_Task goal_.
Copy out, from the entries below, each line holding the string "this".

_Material provided_.

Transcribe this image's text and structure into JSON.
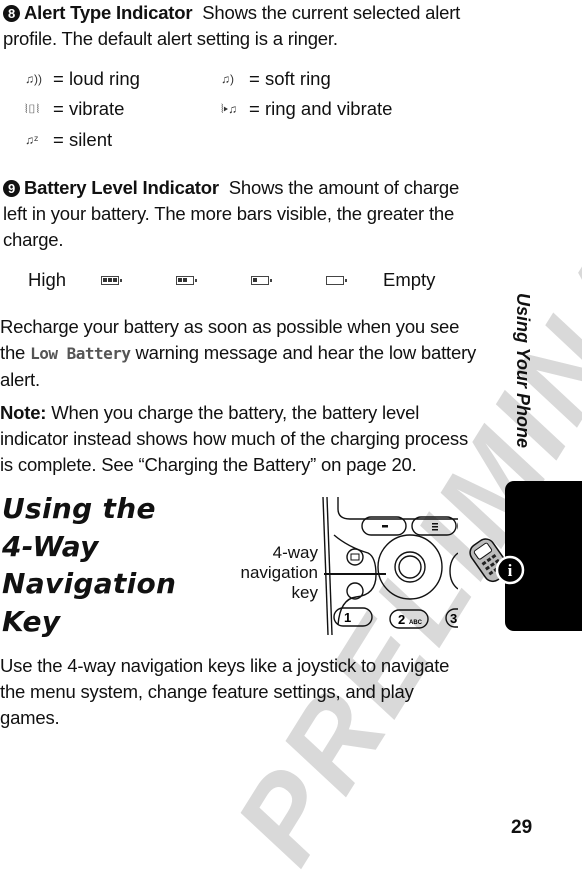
{
  "section8": {
    "number": "8",
    "title": "Alert Type Indicator",
    "text": "Shows the current selected alert profile. The default alert setting is a ringer."
  },
  "alert_legend": [
    {
      "icon": "loud-ring-icon",
      "glyph": "♫))",
      "label": "= loud ring"
    },
    {
      "icon": "soft-ring-icon",
      "glyph": "♫)",
      "label": "= soft ring"
    },
    {
      "icon": "vibrate-icon",
      "glyph": "⦚▯⦚",
      "label": "= vibrate"
    },
    {
      "icon": "ring-and-vibrate-icon",
      "glyph": "⦚▸♫",
      "label": "= ring and vibrate"
    },
    {
      "icon": "silent-icon",
      "glyph": "♫ᶻ",
      "label": "= silent"
    }
  ],
  "section9": {
    "number": "9",
    "title": "Battery Level Indicator",
    "text": "Shows the amount of charge left in your battery. The more bars visible, the greater the charge."
  },
  "battery_scale": {
    "high_label": "High",
    "empty_label": "Empty",
    "levels_bars": [
      3,
      2,
      1,
      0
    ]
  },
  "recharge": {
    "before": "Recharge your battery as soon as possible when you see the ",
    "lcd_text": "Low Battery",
    "after": " warning message and hear the low battery alert."
  },
  "note": {
    "label": "Note:",
    "text": "When you charge the battery, the battery level indicator instead shows how much of the charging process is complete. See “Charging the Battery” on page 20."
  },
  "nav_section": {
    "heading_lines": [
      "Using the",
      "4-Way",
      "Navigation",
      "Key"
    ],
    "callout_lines": [
      "4-way",
      "navigation",
      "key"
    ],
    "phone_keys": [
      "1",
      "2 ABC",
      "3"
    ],
    "text": "Use the 4-way navigation keys like a joystick to navigate the menu system, change feature settings, and play games."
  },
  "side_tab": {
    "title": "Using Your Phone",
    "icon": "info-phone-icon"
  },
  "watermark": "PRELIMINARY",
  "page_number": "29"
}
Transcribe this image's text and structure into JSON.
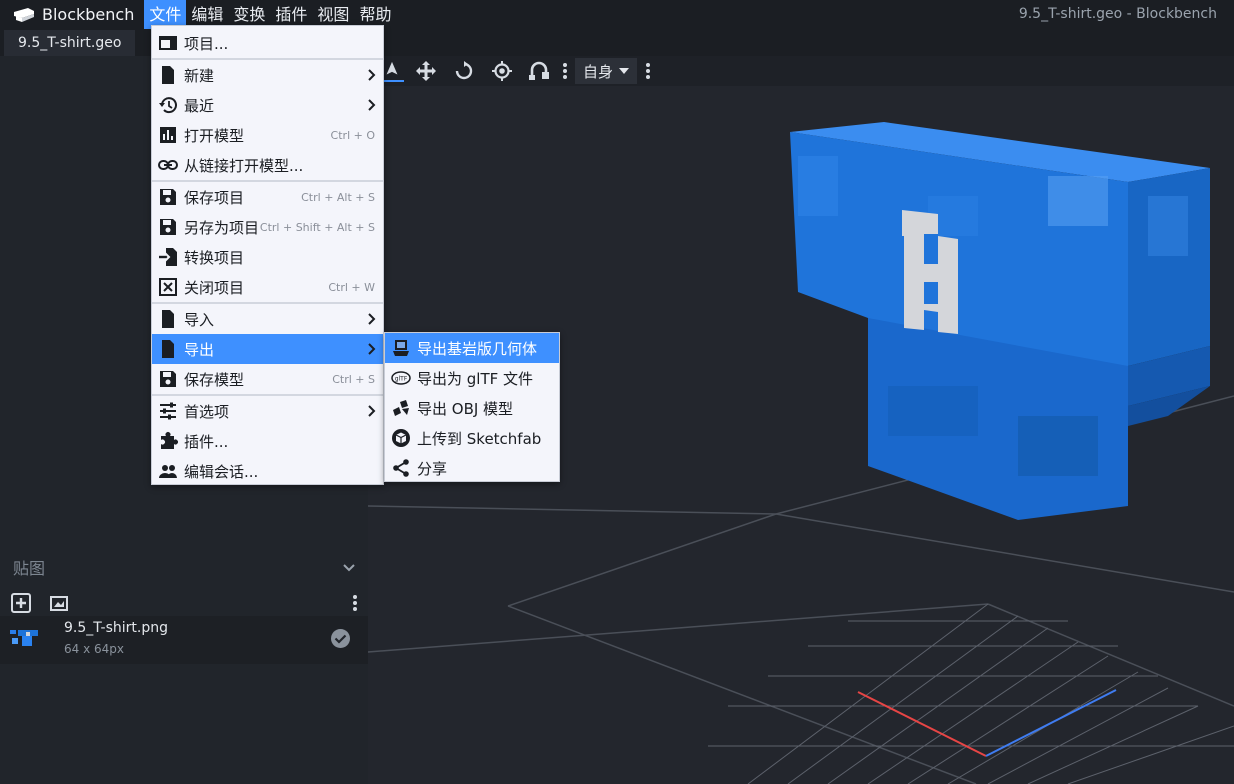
{
  "app": {
    "name": "Blockbench",
    "window_title": "9.5_T-shirt.geo - Blockbench"
  },
  "menubar": {
    "file": "文件",
    "edit": "编辑",
    "transform": "变换",
    "plugins": "插件",
    "view": "视图",
    "help": "帮助"
  },
  "tab": {
    "label": "9.5_T-shirt.geo"
  },
  "file_menu": {
    "project": "项目...",
    "new": "新建",
    "recent": "最近",
    "open_model": "打开模型",
    "open_model_key": "Ctrl + O",
    "open_from_link": "从链接打开模型...",
    "save_project": "保存项目",
    "save_project_key": "Ctrl + Alt + S",
    "save_project_as": "另存为项目",
    "save_project_as_key": "Ctrl + Shift + Alt + S",
    "convert_project": "转换项目",
    "close_project": "关闭项目",
    "close_project_key": "Ctrl + W",
    "import": "导入",
    "export": "导出",
    "save_model": "保存模型",
    "save_model_key": "Ctrl + S",
    "preferences": "首选项",
    "plugins": "插件...",
    "edit_session": "编辑会话..."
  },
  "export_menu": {
    "bedrock_geometry": "导出基岩版几何体",
    "gltf": "导出为 glTF 文件",
    "obj": "导出 OBJ 模型",
    "sketchfab": "上传到 Sketchfab",
    "share": "分享"
  },
  "viewport": {
    "transform_space": "自身"
  },
  "textures_panel": {
    "title": "贴图",
    "texture": {
      "name": "9.5_T-shirt.png",
      "size": "64 x 64px"
    }
  },
  "colors": {
    "accent": "#3e90ff",
    "menubar_bg": "#1b1e23",
    "sidebar_bg": "#21252b",
    "viewport_bg": "#23262d",
    "menu_bg": "#f4f5fb",
    "shirt_blue": "#1e73d8",
    "shirt_logo": "#d4d6da"
  }
}
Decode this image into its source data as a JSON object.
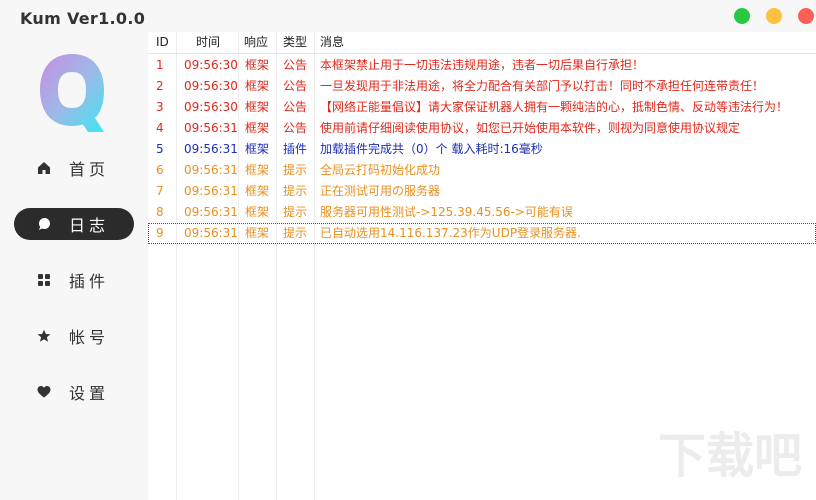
{
  "app": {
    "title": "Kum Ver1.0.0"
  },
  "window_controls": [
    {
      "name": "minimize",
      "color": "#28c840"
    },
    {
      "name": "maximize",
      "color": "#fdc13f"
    },
    {
      "name": "close",
      "color": "#fe5f57"
    }
  ],
  "logo": {
    "letter": "Q"
  },
  "sidebar": {
    "items": [
      {
        "label": "首页",
        "icon": "home-icon",
        "active": false
      },
      {
        "label": "日志",
        "icon": "chat-bubble-icon",
        "active": true
      },
      {
        "label": "插件",
        "icon": "grid-icon",
        "active": false
      },
      {
        "label": "帐号",
        "icon": "star-icon",
        "active": false
      },
      {
        "label": "设置",
        "icon": "heart-icon",
        "active": false
      }
    ]
  },
  "log_table": {
    "headers": {
      "id": "ID",
      "time": "时间",
      "response": "响应",
      "type": "类型",
      "message": "消息"
    },
    "rows": [
      {
        "id": "1",
        "time": "09:56:30",
        "response": "框架",
        "type": "公告",
        "message": "本框架禁止用于一切违法违规用途，违者一切后果自行承担！",
        "color": "red"
      },
      {
        "id": "2",
        "time": "09:56:30",
        "response": "框架",
        "type": "公告",
        "message": "一旦发现用于非法用途，将全力配合有关部门予以打击！同时不承担任何连带责任！",
        "color": "red"
      },
      {
        "id": "3",
        "time": "09:56:30",
        "response": "框架",
        "type": "公告",
        "message": "【网络正能量倡议】请大家保证机器人拥有一颗纯洁的心，抵制色情、反动等违法行为！",
        "color": "red"
      },
      {
        "id": "4",
        "time": "09:56:31",
        "response": "框架",
        "type": "公告",
        "message": "使用前请仔细阅读使用协议，如您已开始使用本软件，则视为同意使用协议规定",
        "color": "red"
      },
      {
        "id": "5",
        "time": "09:56:31",
        "response": "框架",
        "type": "插件",
        "message": "加载插件完成共（0）个 载入耗时:16毫秒",
        "color": "blue"
      },
      {
        "id": "6",
        "time": "09:56:31",
        "response": "框架",
        "type": "提示",
        "message": "全局云打码初始化成功",
        "color": "orange"
      },
      {
        "id": "7",
        "time": "09:56:31",
        "response": "框架",
        "type": "提示",
        "message": "正在测试可用の服务器",
        "color": "orange"
      },
      {
        "id": "8",
        "time": "09:56:31",
        "response": "框架",
        "type": "提示",
        "message": "服务器可用性测试->125.39.45.56->可能有误",
        "color": "orange"
      },
      {
        "id": "9",
        "time": "09:56:31",
        "response": "框架",
        "type": "提示",
        "message": "已自动选用14.116.137.23作为UDP登录服务器.",
        "color": "orange",
        "selected": true
      }
    ]
  },
  "colors": {
    "red": "#e0281b",
    "blue": "#1c2fb5",
    "orange": "#e8901e",
    "active_nav": "#2b2b2b"
  },
  "watermark": "下载吧"
}
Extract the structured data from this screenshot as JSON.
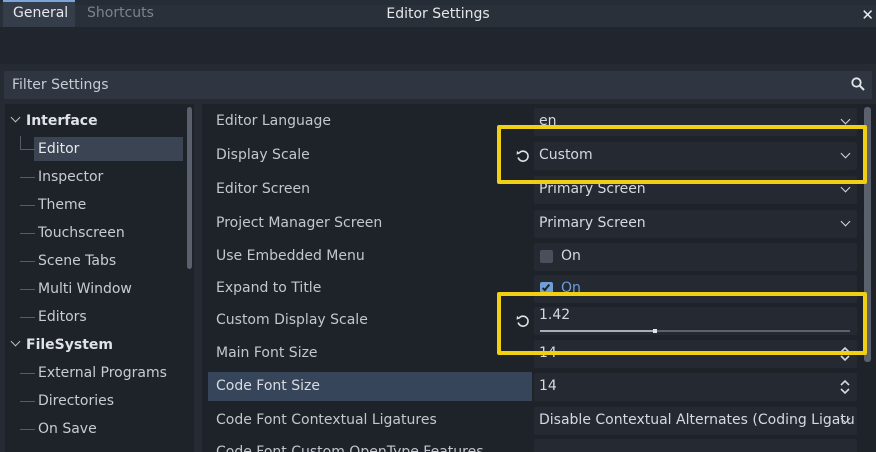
{
  "window": {
    "title": "Editor Settings"
  },
  "tabs": [
    {
      "label": "General"
    },
    {
      "label": "Shortcuts"
    }
  ],
  "filter": {
    "placeholder": "Filter Settings"
  },
  "tree": {
    "items": [
      {
        "label": "Interface",
        "type": "section"
      },
      {
        "label": "Editor",
        "type": "item",
        "selected": true
      },
      {
        "label": "Inspector",
        "type": "item"
      },
      {
        "label": "Theme",
        "type": "item"
      },
      {
        "label": "Touchscreen",
        "type": "item"
      },
      {
        "label": "Scene Tabs",
        "type": "item"
      },
      {
        "label": "Multi Window",
        "type": "item"
      },
      {
        "label": "Editors",
        "type": "item"
      },
      {
        "label": "FileSystem",
        "type": "section"
      },
      {
        "label": "External Programs",
        "type": "item"
      },
      {
        "label": "Directories",
        "type": "item"
      },
      {
        "label": "On Save",
        "type": "item"
      }
    ]
  },
  "settings": [
    {
      "label": "Editor Language",
      "value": "en",
      "control": "dropdown"
    },
    {
      "label": "Display Scale",
      "value": "Custom",
      "control": "dropdown",
      "reset": true
    },
    {
      "label": "Editor Screen",
      "value": "Primary Screen",
      "control": "dropdown"
    },
    {
      "label": "Project Manager Screen",
      "value": "Primary Screen",
      "control": "dropdown"
    },
    {
      "label": "Use Embedded Menu",
      "value": "On",
      "control": "checkbox",
      "checked": false
    },
    {
      "label": "Expand to Title",
      "value": "On",
      "control": "checkbox",
      "checked": true
    },
    {
      "label": "Custom Display Scale",
      "value": "1.42",
      "control": "slider",
      "reset": true,
      "slider_fraction": 0.37
    },
    {
      "label": "Main Font Size",
      "value": "14",
      "control": "spinbox"
    },
    {
      "label": "Code Font Size",
      "value": "14",
      "control": "spinbox",
      "highlighted": true
    },
    {
      "label": "Code Font Contextual Ligatures",
      "value": "Disable Contextual Alternates (Coding Ligatu",
      "control": "dropdown"
    },
    {
      "label": "Code Font Custom OpenType Features",
      "value": "",
      "control": "text"
    }
  ],
  "colors": {
    "highlight_box": "#f1d013",
    "accent": "#6e9fd8",
    "selected_row": "#37455a"
  },
  "icons": {
    "search": "search-icon",
    "reset": "reset-icon",
    "close": "close-icon"
  }
}
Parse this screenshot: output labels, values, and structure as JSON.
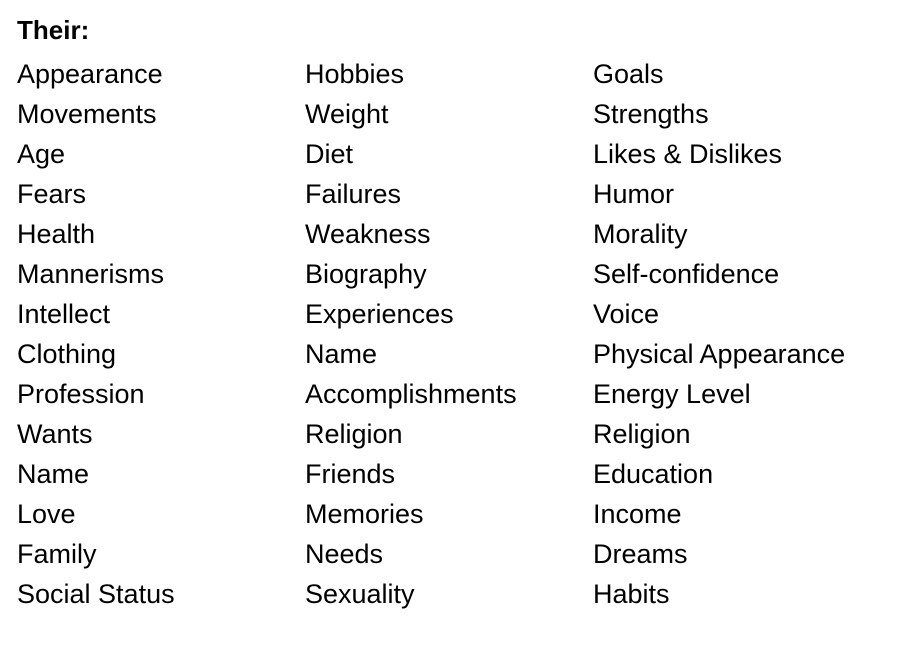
{
  "heading": "Their:",
  "columns": [
    [
      "Appearance",
      "Movements",
      "Age",
      "Fears",
      "Health",
      "Mannerisms",
      "Intellect",
      "Clothing",
      "Profession",
      "Wants",
      "Name",
      "Love",
      "Family",
      "Social Status"
    ],
    [
      "Hobbies",
      "Weight",
      "Diet",
      "Failures",
      "Weakness",
      "Biography",
      "Experiences",
      "Name",
      "Accomplishments",
      "Religion",
      "Friends",
      "Memories",
      "Needs",
      "Sexuality"
    ],
    [
      "Goals",
      "Strengths",
      "Likes & Dislikes",
      "Humor",
      "Morality",
      "Self-confidence",
      "Voice",
      "Physical Appearance",
      "Energy Level",
      "Religion",
      "Education",
      "Income",
      "Dreams",
      "Habits"
    ]
  ]
}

_Exercise answer_.
Transcribe this image's text and structure into JSON.
Transcribe this image's text and structure into JSON.
Decode this image into its source data as a JSON object.
Extract the structured data from this screenshot as JSON.
Parse this screenshot: output labels, values, and structure as JSON.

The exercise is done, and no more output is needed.